The credit agency also downgraded their outlook for 12 U.K. banks and building societies, including Lloyds (LYG) - Get Report , Barclays (BCS) - Get Report and HSBC (HSBC) - Get Report . It did not downgrade its outlook for the Royal Bank of Scotland.
Moody's expects the decision to leave the EU will reduce the profitability of the U.K. banks and building societies due to "lower economic growth and heightened uncertainty over the U.K.'s future trade relationship with the EU to lead to reduced demand for credit, higher credit losses and more volatile wholesale funding conditions for U.K. financial institutions," Moody's associate managing director Laurie Mayers said.
Barclays and HSBC were downgraded to negative from stable. Moody's said that the referendum uncertainty adds to "existing negative pressures on the bank's intrinsic creditworthiness, largely driven by the ... near-term profitability challenges" for Barclays.
Barclays shares were trading 3.8% up in morning trading in London, despite the outlook.
The credit agency said that it expects the U.K. will need to renegotiate "passporting" agreements with the EU. These allow companies to set up a base in the U.K. but carry out activities in other European Economic Area countries. That could lead to additional costs for banks if they cannot replicate current conditions, Moody's warned.
HSBC was downgraded to negative because these increased costs could "depress the bank's net interest margin and delay the group's planned issuance of loss-absorbing capital." HSBC shares were down 1.9% in early trading.
But the contingency planning done by the Bank of England and the banks should mean there is little short-term liquidity implications for U.K. banks, Moody's said. But with the debt market more volatile, the cost of issuing debt could be higher. "While this could make funding plans more challenging and further erode net interest margins, the overall impact should be limited," the credit agency said.
Moody's said the positive outlook continues for the state-backed RBS reflected "the substantial progress the firm has made in its restructuring and ... [the] expectation that its credit fundamentals will continue to improve over the next 12-18 moths, which should not be materially affected by the economic and profitability pressures that are expected to arise following the outcome of the U.K. referendum."

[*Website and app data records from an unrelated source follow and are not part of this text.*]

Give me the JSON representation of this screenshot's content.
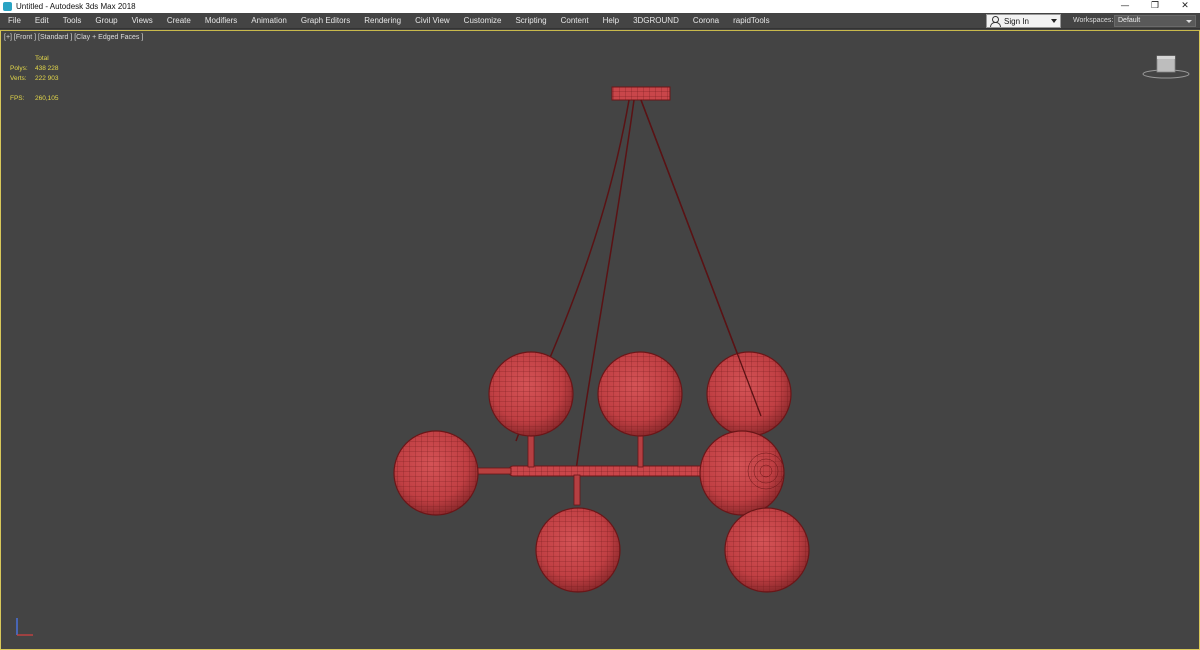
{
  "window": {
    "title": "Untitled - Autodesk 3ds Max 2018",
    "controls": [
      "—",
      "❐",
      "✕"
    ]
  },
  "menu": {
    "items": [
      "File",
      "Edit",
      "Tools",
      "Group",
      "Views",
      "Create",
      "Modifiers",
      "Animation",
      "Graph Editors",
      "Rendering",
      "Civil View",
      "Customize",
      "Scripting",
      "Content",
      "Help",
      "3DGROUND",
      "Corona",
      "rapidTools"
    ],
    "sign_in": "Sign In",
    "workspaces_label": "Workspaces:",
    "workspaces_value": "Default"
  },
  "viewport": {
    "label": "[+] [Front ] [Standard ] [Clay + Edged Faces ]",
    "stats": {
      "header": "Total",
      "polys_label": "Polys:",
      "polys_value": "438 228",
      "verts_label": "Verts:",
      "verts_value": "222 903",
      "fps_label": "FPS:",
      "fps_value": "260,105"
    }
  },
  "colors": {
    "viewport_bg": "#444444",
    "model_fill": "#c9464a",
    "wire": "#6a1618",
    "stats_text": "#e4d84a",
    "viewport_border": "#d9c85a"
  }
}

Lloyds shares were up 2.2% in trading in London and RBS was up 2.9%.